The task calls for each line of the records below in which the word "invented" appears.
++++++++++
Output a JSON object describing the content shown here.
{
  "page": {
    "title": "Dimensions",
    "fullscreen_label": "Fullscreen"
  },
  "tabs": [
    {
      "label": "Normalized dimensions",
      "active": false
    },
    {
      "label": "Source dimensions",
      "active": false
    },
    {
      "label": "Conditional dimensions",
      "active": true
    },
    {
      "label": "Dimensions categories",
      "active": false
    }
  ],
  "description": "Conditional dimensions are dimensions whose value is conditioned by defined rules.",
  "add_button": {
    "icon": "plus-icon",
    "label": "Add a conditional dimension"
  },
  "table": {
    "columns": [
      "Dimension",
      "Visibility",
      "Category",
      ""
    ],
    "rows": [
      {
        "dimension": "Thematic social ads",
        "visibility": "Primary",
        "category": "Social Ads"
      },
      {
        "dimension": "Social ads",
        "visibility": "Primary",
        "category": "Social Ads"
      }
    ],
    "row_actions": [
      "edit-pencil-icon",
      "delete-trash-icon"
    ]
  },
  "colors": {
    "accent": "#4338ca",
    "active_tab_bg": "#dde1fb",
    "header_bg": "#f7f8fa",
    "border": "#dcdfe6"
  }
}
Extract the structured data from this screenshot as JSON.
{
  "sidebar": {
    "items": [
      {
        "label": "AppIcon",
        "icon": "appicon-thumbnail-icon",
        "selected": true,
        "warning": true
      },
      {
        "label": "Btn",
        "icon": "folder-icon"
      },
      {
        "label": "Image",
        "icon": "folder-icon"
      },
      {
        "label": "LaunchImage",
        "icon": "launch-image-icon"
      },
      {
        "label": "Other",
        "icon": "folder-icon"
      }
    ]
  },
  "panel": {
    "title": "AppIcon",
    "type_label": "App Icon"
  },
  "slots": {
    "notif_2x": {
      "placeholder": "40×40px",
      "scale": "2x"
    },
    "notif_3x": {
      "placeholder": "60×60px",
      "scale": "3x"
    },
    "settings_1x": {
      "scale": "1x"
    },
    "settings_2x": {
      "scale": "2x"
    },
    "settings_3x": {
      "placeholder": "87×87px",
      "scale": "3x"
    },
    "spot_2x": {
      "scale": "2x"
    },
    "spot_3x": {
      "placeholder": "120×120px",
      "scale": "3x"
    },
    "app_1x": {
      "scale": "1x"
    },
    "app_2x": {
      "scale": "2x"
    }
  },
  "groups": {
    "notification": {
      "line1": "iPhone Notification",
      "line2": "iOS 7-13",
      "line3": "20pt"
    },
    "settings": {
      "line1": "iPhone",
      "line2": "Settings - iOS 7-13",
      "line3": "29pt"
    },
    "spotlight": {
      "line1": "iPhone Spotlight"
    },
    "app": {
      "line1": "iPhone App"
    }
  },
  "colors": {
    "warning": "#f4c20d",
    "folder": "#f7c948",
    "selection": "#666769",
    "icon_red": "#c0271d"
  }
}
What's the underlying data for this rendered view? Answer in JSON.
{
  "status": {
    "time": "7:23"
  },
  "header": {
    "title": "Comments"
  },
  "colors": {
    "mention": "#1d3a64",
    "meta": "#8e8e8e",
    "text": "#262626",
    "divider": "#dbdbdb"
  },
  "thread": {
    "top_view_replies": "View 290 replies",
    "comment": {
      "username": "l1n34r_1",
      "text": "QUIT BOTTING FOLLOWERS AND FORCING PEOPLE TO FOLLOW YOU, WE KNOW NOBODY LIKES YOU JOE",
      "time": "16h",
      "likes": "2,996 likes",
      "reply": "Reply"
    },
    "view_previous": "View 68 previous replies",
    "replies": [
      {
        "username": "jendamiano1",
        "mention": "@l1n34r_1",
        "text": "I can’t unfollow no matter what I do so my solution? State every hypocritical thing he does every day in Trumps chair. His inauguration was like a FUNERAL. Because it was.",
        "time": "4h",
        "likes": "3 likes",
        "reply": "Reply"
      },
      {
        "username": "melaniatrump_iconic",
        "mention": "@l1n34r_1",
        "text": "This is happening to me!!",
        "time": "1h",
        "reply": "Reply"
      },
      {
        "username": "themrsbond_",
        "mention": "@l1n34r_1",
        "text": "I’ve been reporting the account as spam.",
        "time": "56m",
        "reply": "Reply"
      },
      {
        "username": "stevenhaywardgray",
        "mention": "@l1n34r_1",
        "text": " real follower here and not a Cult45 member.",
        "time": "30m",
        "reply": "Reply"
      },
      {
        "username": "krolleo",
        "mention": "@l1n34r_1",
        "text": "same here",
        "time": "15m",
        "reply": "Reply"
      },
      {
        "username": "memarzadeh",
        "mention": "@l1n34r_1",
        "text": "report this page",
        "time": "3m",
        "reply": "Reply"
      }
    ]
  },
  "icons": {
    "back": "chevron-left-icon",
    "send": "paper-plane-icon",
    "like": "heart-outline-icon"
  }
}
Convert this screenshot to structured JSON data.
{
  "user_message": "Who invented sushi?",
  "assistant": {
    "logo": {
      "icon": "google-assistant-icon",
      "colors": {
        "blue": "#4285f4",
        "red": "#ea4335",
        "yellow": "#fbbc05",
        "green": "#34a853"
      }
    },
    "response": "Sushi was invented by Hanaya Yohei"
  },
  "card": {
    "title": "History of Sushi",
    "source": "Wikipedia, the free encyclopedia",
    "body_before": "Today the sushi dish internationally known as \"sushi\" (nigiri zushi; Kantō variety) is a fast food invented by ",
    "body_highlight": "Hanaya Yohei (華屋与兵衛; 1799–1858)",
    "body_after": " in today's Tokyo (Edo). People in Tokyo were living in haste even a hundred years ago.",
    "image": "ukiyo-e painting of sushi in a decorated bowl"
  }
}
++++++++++
● Solution for this exercise:
  "user_message": "Who invented sushi?",
    "response": "Sushi was invented by Hanaya Yohei"
    "body_before": "Today the sushi dish internationally known as \"sushi\" (nigiri zushi; Kantō variety) is a fast food invented by ",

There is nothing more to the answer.